Corporate expenses were 10.3 per cent under budget. Bus operating expenses were 1.2 per cent under budget. Roads and bridges were 24.2 per cent under budget. Of course, Mr. Smyth completely fails to mention this.

TransLink’s revenues were up 10.2 per cent over 2013, and TransLink brought in $26.9 million more than it spent in 2014. Of course, Mr. Smyth completely fails to mention this.

See Mr. Smyth? I can cherry-pick numbers too, and pluck statistics to suit my narrative. And as the saying goes, there are lies, damned lies, and statistics.

The astoundingly bad logic of Jordan Bateman

Today BC Transportation Minister Todd Stone announced a ten-year transportation plan for BC. During the press conference he was asked about the Metro Vancouver transportation plebiscite, and if the province is considering reforming TransLink, because this is one of the reasons why people are considering voting ‘no’. His answer?

At this point in time, the province has no plans to make any further improvements to governance at TransLink.

So vote ‘yes’ or vote ‘no’, no matter what happens in the plebiscite the province has no plans to change TransLink’s governance.

And what does Jordan Bateman have to say about this?

Stone killed yes side claim that change will come to TransLink either way. Voting NO the best way to show gov’t we want this fixed.

He’s saying that you should vote ‘no’ so TransLink’s governance will be fixed, using Todd Stone’s statement of “no plans to make any further improvements to governance at TransLink” as support.

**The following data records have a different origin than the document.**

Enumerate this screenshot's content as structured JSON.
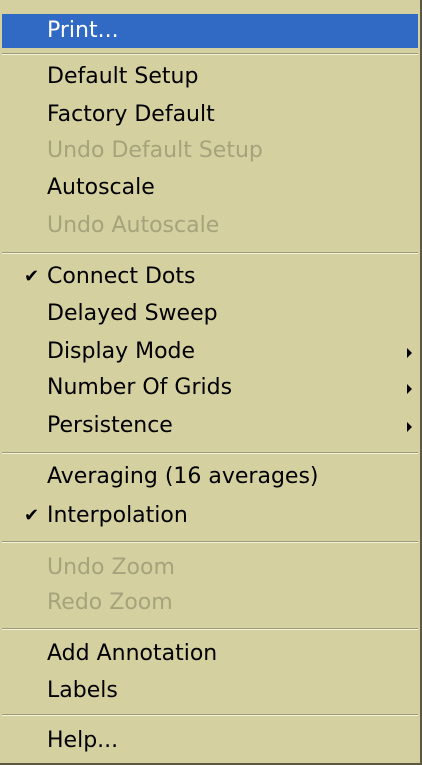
{
  "menu": {
    "print": "Print...",
    "default_setup": "Default Setup",
    "factory_default": "Factory Default",
    "undo_default_setup": "Undo Default Setup",
    "autoscale": "Autoscale",
    "undo_autoscale": "Undo Autoscale",
    "connect_dots": "Connect Dots",
    "delayed_sweep": "Delayed Sweep",
    "display_mode": "Display Mode",
    "number_of_grids": "Number Of Grids",
    "persistence": "Persistence",
    "averaging": "Averaging (16  averages)",
    "interpolation": "Interpolation",
    "undo_zoom": "Undo Zoom",
    "redo_zoom": "Redo Zoom",
    "add_annotation": "Add Annotation",
    "labels": "Labels",
    "help": "Help...",
    "check_glyph": "✔"
  },
  "colors": {
    "menu_background": "#d4d0a0",
    "highlight": "#316ac5",
    "disabled_text": "#a6a37c"
  }
}
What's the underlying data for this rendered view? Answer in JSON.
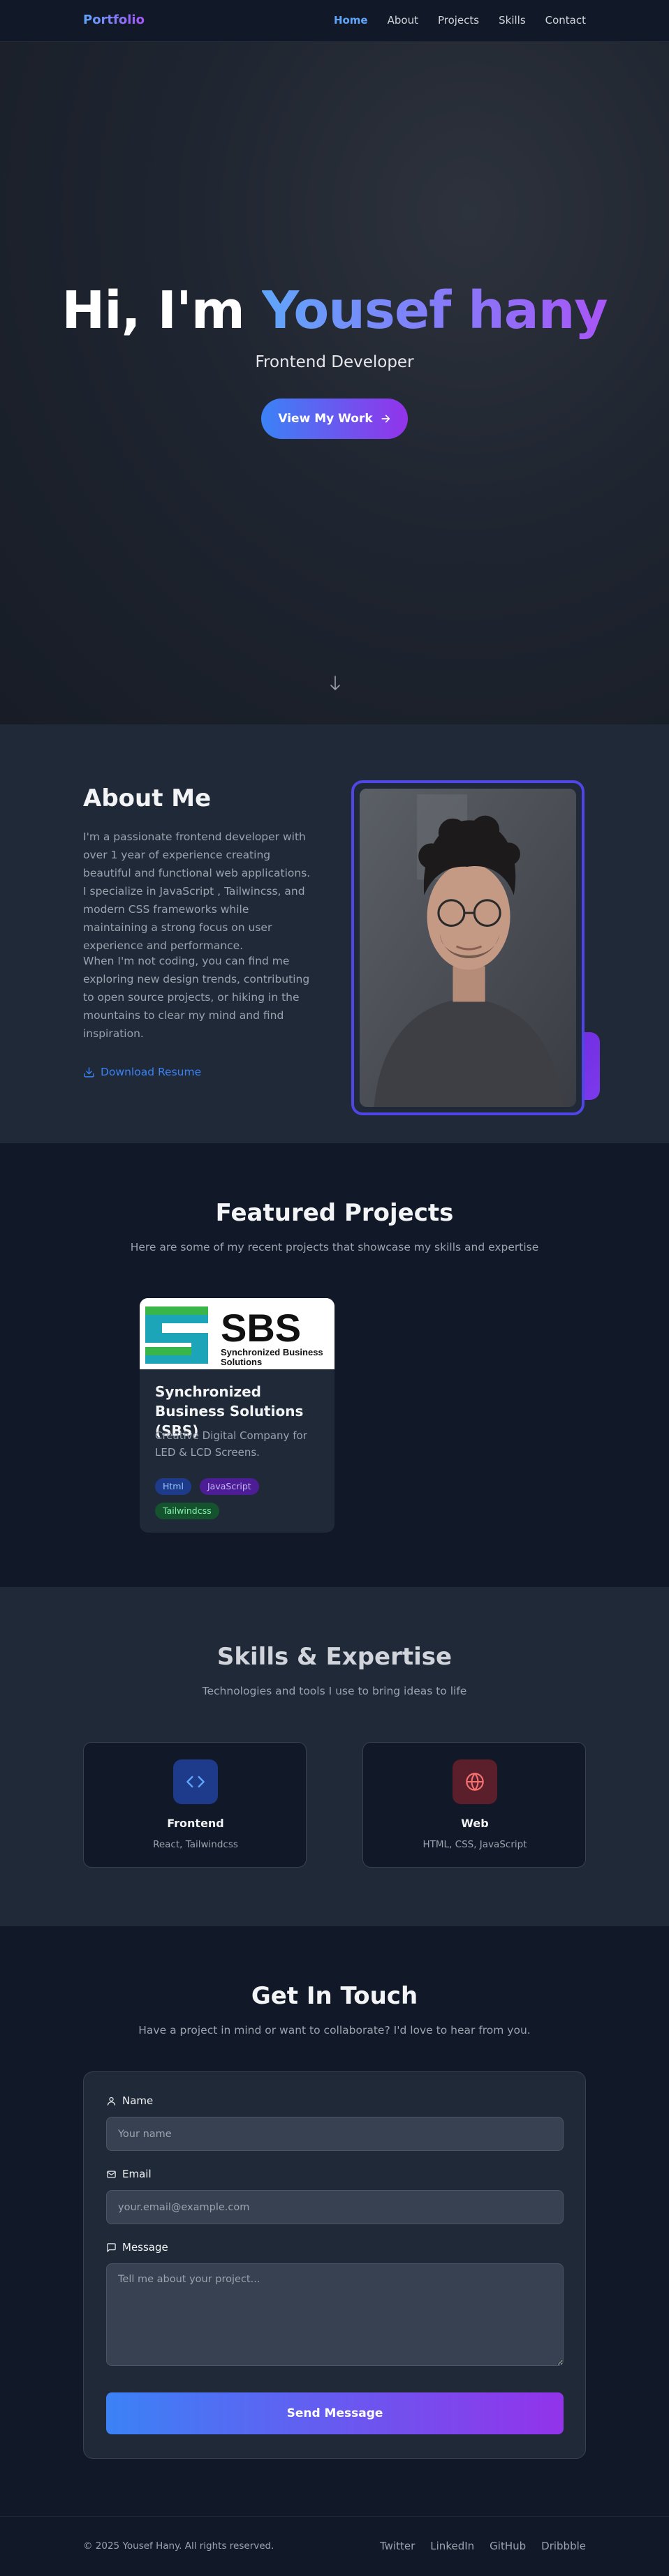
{
  "nav": {
    "logo": "Portfolio",
    "links": [
      {
        "label": "Home",
        "active": true
      },
      {
        "label": "About",
        "active": false
      },
      {
        "label": "Projects",
        "active": false
      },
      {
        "label": "Skills",
        "active": false
      },
      {
        "label": "Contact",
        "active": false
      }
    ]
  },
  "hero": {
    "greeting": "Hi, I'm",
    "name": "Yousef hany",
    "subtitle": "Frontend Developer",
    "cta_label": "View My Work",
    "cta_icon": "arrow-right-icon",
    "scroll_icon": "arrow-down-icon"
  },
  "about": {
    "title": "About Me",
    "paragraph1": "I'm a passionate frontend developer with over 1 year of experience creating beautiful and functional web applications. I specialize in JavaScript , Tailwincss, and modern CSS frameworks while maintaining a strong focus on user experience and performance.",
    "paragraph2": "When I'm not coding, you can find me exploring new design trends, contributing to open source projects, or hiking in the mountains to clear my mind and find inspiration.",
    "resume_label": "Download Resume",
    "resume_icon": "download-icon"
  },
  "projects": {
    "title": "Featured Projects",
    "subtitle": "Here are some of my recent projects that showcase my skills and expertise",
    "items": [
      {
        "logo_text": "SBS",
        "logo_line1": "Synchronized Business",
        "logo_line2": "Solutions",
        "title": "Synchronized Business Solutions (SBS)",
        "description": "Creative Digital Company for LED & LCD Screens.",
        "tags": [
          "Html",
          "JavaScript",
          "Tailwindcss"
        ]
      }
    ]
  },
  "skills": {
    "title": "Skills & Expertise",
    "subtitle": "Technologies and tools I use to bring ideas to life",
    "items": [
      {
        "name": "Frontend",
        "description": "React, Tailwindcss",
        "icon": "code-icon"
      },
      {
        "name": "Web",
        "description": "HTML, CSS, JavaScript",
        "icon": "globe-icon"
      }
    ]
  },
  "contact": {
    "title": "Get In Touch",
    "subtitle": "Have a project in mind or want to collaborate? I'd love to hear from you.",
    "name_label": "Name",
    "name_placeholder": "Your name",
    "email_label": "Email",
    "email_placeholder": "your.email@example.com",
    "message_label": "Message",
    "message_placeholder": "Tell me about your project...",
    "submit_label": "Send Message"
  },
  "footer": {
    "copyright": "© 2025 Yousef Hany. All rights reserved.",
    "links": [
      "Twitter",
      "LinkedIn",
      "GitHub",
      "Dribbble"
    ]
  },
  "colors": {
    "accent_blue": "#3b82f6",
    "accent_purple": "#9333ea",
    "background": "#111827",
    "surface": "#1f2937"
  }
}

What kind of crazy logic is running through Mr. Bateman’s mind? It’s mind-boggling just how bad this logic is!

Seriously, that’s pretty weak, Jordan.

Vancouver tops again thanks, in part, to TransLink

The Mercer 2015 Quality of Living rankings were released today, and Vancouver slotted in at the best place to live in North America, and #5 in the world.

Hooray, Vancouver!

You might be asking yourself how they come up with these rankings. It looks like the exact methodology is secret, but you can get some sense of what makes a city have a high quality of living:

Is your city regionally and globally connected with public infrastructure, transport, and talent flow?

Is your city competitive economically, socially, culturally, and environmentally?

Is your city attractive to foreigners, tourists, and globally mobile talent, for capital investments, and for major multinational companies?

How can you leverage your city’s unique strengths to differentiate it from others?

Look at that first one again:

Is your city regionally and globally connected with public infrastructure, transport, and talent flow?

Put more simply, improving transportation in your city gives it a better quality of living. This allows talent (i.e. workers) to flow better to and from their jobs, making the city more attractive to employees and employers. It also allows goods to flow through your city better, improving on costs to get goods to markets, and improving profits to businesses.

And Vancouver’s doing a bang-up job on this. Vancouver International Aiport is the best airport in North America. Port Metro Vancouver is Canada’s largest port, handling 19% of the value of Canada’s total trade in goods, and TransLink is top of the charts for service efficiency, cost per trip, and cost efficiency when you compare it with its peers.

And here 61% of us want that to change. That’s a shame.